If you read this fantastic new picture book to children, I suggest you put off telling them who the knobby-kneed girl on the title page really is. Then, when you’ve read Me . . . Jane from beginning to end, they’ll want to hear every word of the author’s note to learn more about the book’s title character, Jane Goodall.
Patrick McDonnell’s loving illustrations celebrate Jane’s rather solitary but happy childhood. Whether she is reading in a tree or happily stretched out in the grass, this little girl is in love with and curious about the natural world. Accompanied by Jubilee, her stuffed chimpanzee, Jane observes squirrels, shells, leaves and birds, and even hides in the hay to see an egg being laid. The book’s font has a hand-stamped look, and what appear to be rubber-stamped pictures float lightly beneath the text, just like the replicated pages from Jane’s childhood journal.
Children will enjoy looking at Jane’s handwriting and puzzles, her observations and research. Her passions are so obvious and she loves nature so much that it is not at all surprising that this little schoolgirl would one day be recognized by the Queen of England for her work with animals. Some might have seen Jane’s dreams as ridiculously big, but, happily for us, she did indeed go on to live in the jungles of Africa, like another Jane in Tarzan of the Apes.
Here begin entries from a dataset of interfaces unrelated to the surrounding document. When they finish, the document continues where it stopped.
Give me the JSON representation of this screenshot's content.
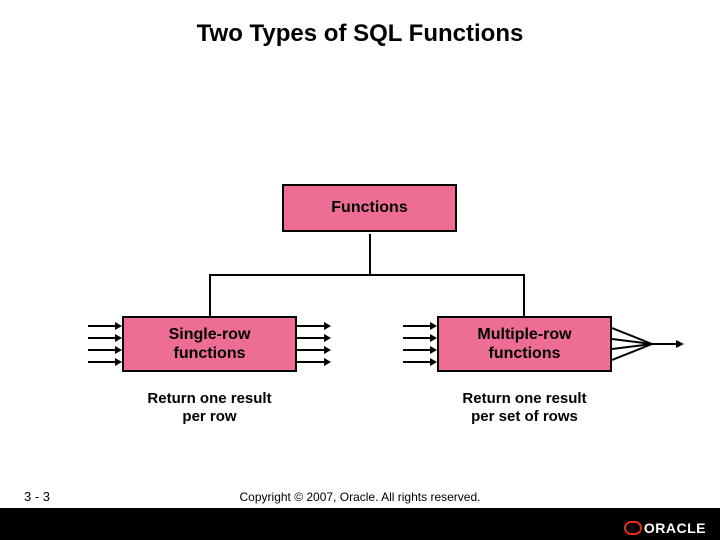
{
  "title": "Two Types of SQL Functions",
  "boxes": {
    "top": "Functions",
    "left_line1": "Single-row",
    "left_line2": "functions",
    "right_line1": "Multiple-row",
    "right_line2": "functions"
  },
  "captions": {
    "left_line1": "Return one result",
    "left_line2": "per row",
    "right_line1": "Return one result",
    "right_line2": "per set of rows"
  },
  "page": "3 - 3",
  "copyright": "Copyright © 2007, Oracle. All rights reserved.",
  "logo_text": "ORACLE"
}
Little girls—and this big one, too—will be inspired by the childhood of Jane Goodall and will, every time they read this charming volume, get a little misty-eyed at the book’s closing photograph, which shows Jane holding her hand out to a baby chimp. It’s a perfect image of “Dr. Jane,” reaching out to animals and inspiring young naturalists everywhere.